The question for the Ohio Court of Appeals was whether George’s claims arose out of his employment with the Village. The Court found that they did, and that the Village was not shielded by immunity from potential liability to George.

The Court remarked that “between September 2009 and July 2010, when George was laid off by the Village, he was conducting a number of internal investigations. The investigations included, but were not limited to, police brutality, use of excessive force, perjured search warrants, sexual contact with a 17-year-old girl by a police officer, and an illicit sexual relationship in the Police Department’s unmarked police vehicle. In addition, during the same period, George was investigating suspected cocaine use by the Village’s fire chief, clerk treasurer, and the service director. Specifically, Detective George was investigating an eyewitness account of cocaine use by the aforementioned three individuals at a softball party at the Crankshaft Tavern.

“George reported the findings of the internal investigation to the police chief, who was terminally ill and unable to provide much support. In May 2010, Detective George sought the outside assistance of the Cuyahoga County Sheriff’s Department and Federal Bureau of Investigation. Detective George’s decision to seek outside assistance with his internal investigation became widely known within the Police Department and the Village. Roughly 30 days after George sought outside assistance with his internal investigation, the Village’s City Council voted to lay him off.”

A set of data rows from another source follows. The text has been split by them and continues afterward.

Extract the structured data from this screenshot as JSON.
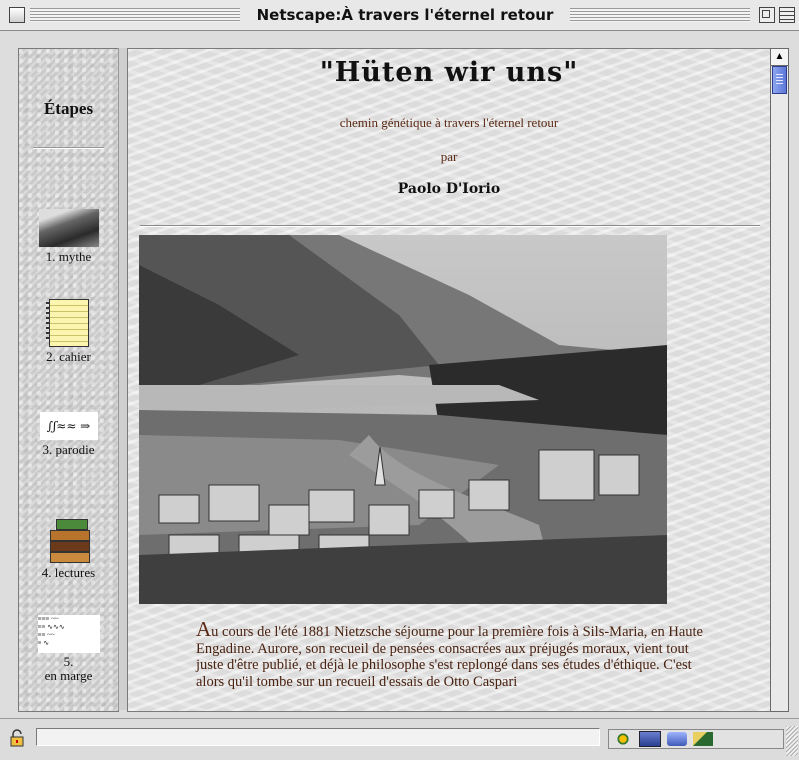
{
  "window": {
    "title": "Netscape:À travers l'éternel retour"
  },
  "sidebar": {
    "heading": "Étapes",
    "items": [
      {
        "label": "1. mythe",
        "icon": "mountain-photo-icon"
      },
      {
        "label": "2. cahier",
        "icon": "notebook-icon"
      },
      {
        "label": "3. parodie",
        "icon": "manuscript-icon"
      },
      {
        "label": "4. lectures",
        "icon": "books-stack-icon"
      },
      {
        "label_line1": "5.",
        "label_line2": "en marge",
        "icon": "margin-notes-icon"
      }
    ]
  },
  "main": {
    "title": "\"Hüten wir uns\"",
    "subtitle": "chemin génétique à travers l'éternel retour",
    "by": "par",
    "author": "Paolo D'Iorio",
    "image_alt": "Sils-Maria, Haute Engadine",
    "body_dropcap": "A",
    "body_text": "u cours de l'été 1881 Nietzsche séjourne pour la première fois à Sils-Maria, en Haute Engadine. Aurore, son recueil de pensées consacrées aux préjugés moraux, vient tout juste d'être publié, et déjà le philosophe s'est replongé dans ses études d'éthique. C'est alors qu'il tombe sur un recueil d'essais de Otto Caspari"
  },
  "colors": {
    "accent_text": "#5a2a14",
    "scroll_thumb": "#6f87e0"
  }
}
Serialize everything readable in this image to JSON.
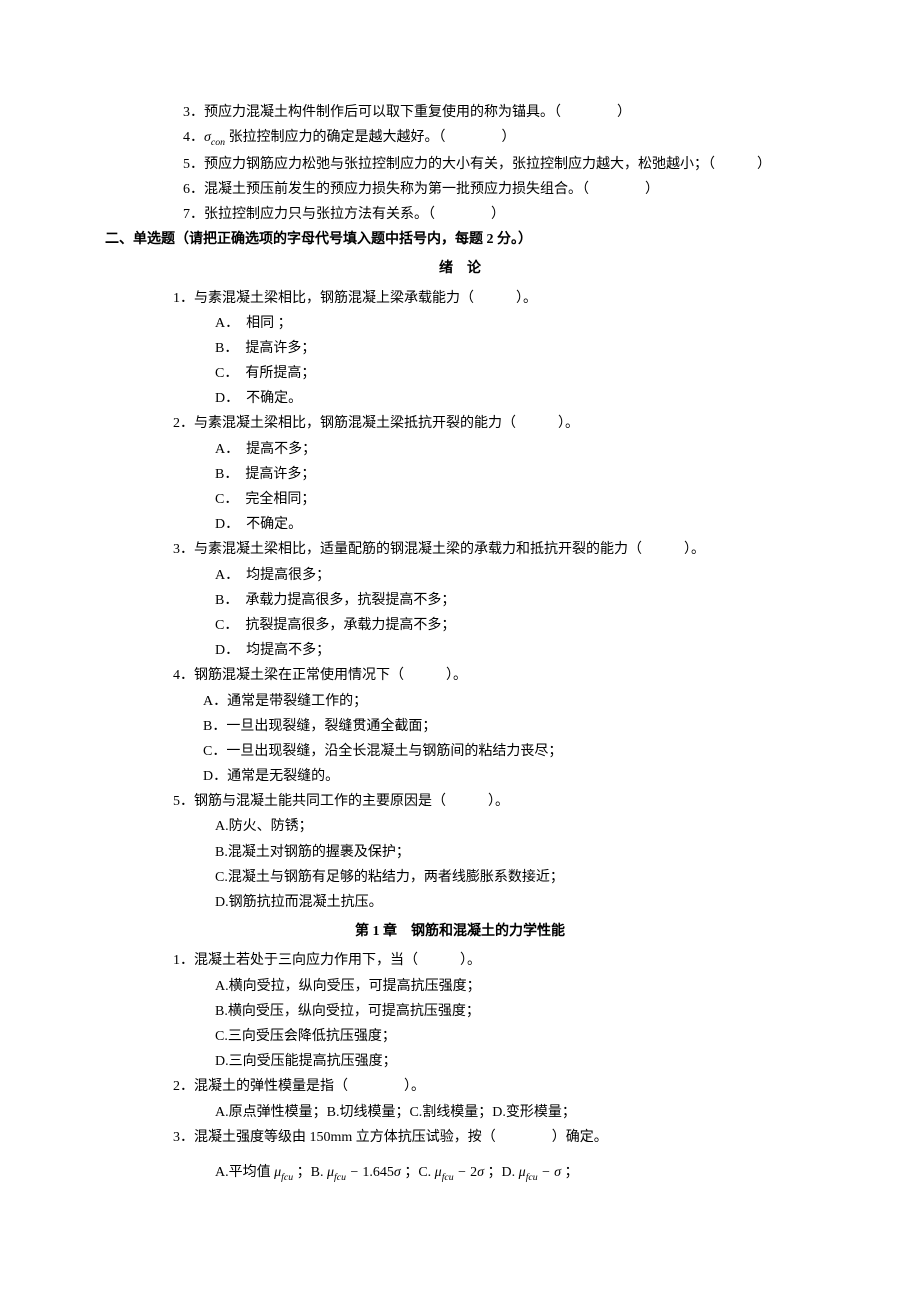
{
  "tf": {
    "q3": "3．预应力混凝土构件制作后可以取下重复使用的称为锚具。（　　　　）",
    "q4": "4．σcon 张拉控制应力的确定是越大越好。（　　　　）",
    "q5": "5．预应力钢筋应力松弛与张拉控制应力的大小有关，张拉控制应力越大，松弛越小；（　　　）",
    "q6": "6．混凝土预压前发生的预应力损失称为第一批预应力损失组合。（　　　　）",
    "q7": "7．张拉控制应力只与张拉方法有关系。（　　　　）"
  },
  "section2": "二、单选题（请把正确选项的字母代号填入题中括号内，每题 2 分。）",
  "title_intro": "绪　论",
  "intro": {
    "q1": {
      "stem": "1．与素混凝土梁相比，钢筋混凝上梁承载能力（　　　）。",
      "a": "A．　相同 ；",
      "b": "B．　提高许多；",
      "c": "C．　有所提高；",
      "d": "D．　不确定。"
    },
    "q2": {
      "stem": "2．与素混凝土梁相比，钢筋混凝土梁抵抗开裂的能力（　　　）。",
      "a": "A．　提高不多；",
      "b": "B．　提高许多；",
      "c": "C．　完全相同；",
      "d": "D．　不确定。"
    },
    "q3": {
      "stem": "3．与素混凝土梁相比，适量配筋的钢混凝土梁的承载力和抵抗开裂的能力（　　　）。",
      "a": "A．　均提高很多；",
      "b": "B．　承载力提高很多，抗裂提高不多；",
      "c": "C．　抗裂提高很多，承载力提高不多；",
      "d": "D．　均提高不多；"
    },
    "q4": {
      "stem": "4．钢筋混凝土梁在正常使用情况下（　　　）。",
      "a": "A．通常是带裂缝工作的；",
      "b": "B．一旦出现裂缝，裂缝贯通全截面；",
      "c": "C．一旦出现裂缝，沿全长混凝土与钢筋间的粘结力丧尽；",
      "d": "D．通常是无裂缝的。"
    },
    "q5": {
      "stem": "5．钢筋与混凝土能共同工作的主要原因是（　　　）。",
      "a": "A.防火、防锈；",
      "b": "B.混凝土对钢筋的握裹及保护；",
      "c": "C.混凝土与钢筋有足够的粘结力，两者线膨胀系数接近；",
      "d": "D.钢筋抗拉而混凝土抗压。"
    }
  },
  "title_ch1": "第 1 章 钢筋和混凝土的力学性能",
  "ch1": {
    "q1": {
      "stem": "1．混凝土若处于三向应力作用下，当（　　　）。",
      "a": "A.横向受拉，纵向受压，可提高抗压强度；",
      "b": "B.横向受压，纵向受拉，可提高抗压强度；",
      "c": "C.三向受压会降低抗压强度；",
      "d": "D.三向受压能提高抗压强度；"
    },
    "q2": {
      "stem": "2．混凝土的弹性模量是指（　　　　）。",
      "opts": "A.原点弹性模量；B.切线模量；C.割线模量；D.变形模量；"
    },
    "q3": {
      "stem": "3．混凝土强度等级由 150mm 立方体抗压试验，按（　　　　）确定。",
      "a_pre": "A.平均值 ",
      "a_post": " ；B. ",
      "b_post": " ；C. ",
      "c_post": " ；D. ",
      "d_post": " ；",
      "mu": "μ",
      "sub": "fcu",
      "minus": " − ",
      "v1": "1.645",
      "v2": "2",
      "sigma": "σ"
    }
  }
}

The Court found that “the totality of the circumstances indicates that Detective George’s claim of intentional infliction of emotional distress flowed from the actions taken by the Village in response to the internal investigation he was conducting. Consequently, we conclude that the Village cannot raise immunity as a defense to the claim of intentional infliction of emotional distress.”

George v. Village of Newburgh Hts., 2012 WL 1649815 (Ohio App. 8 Dist. 2012).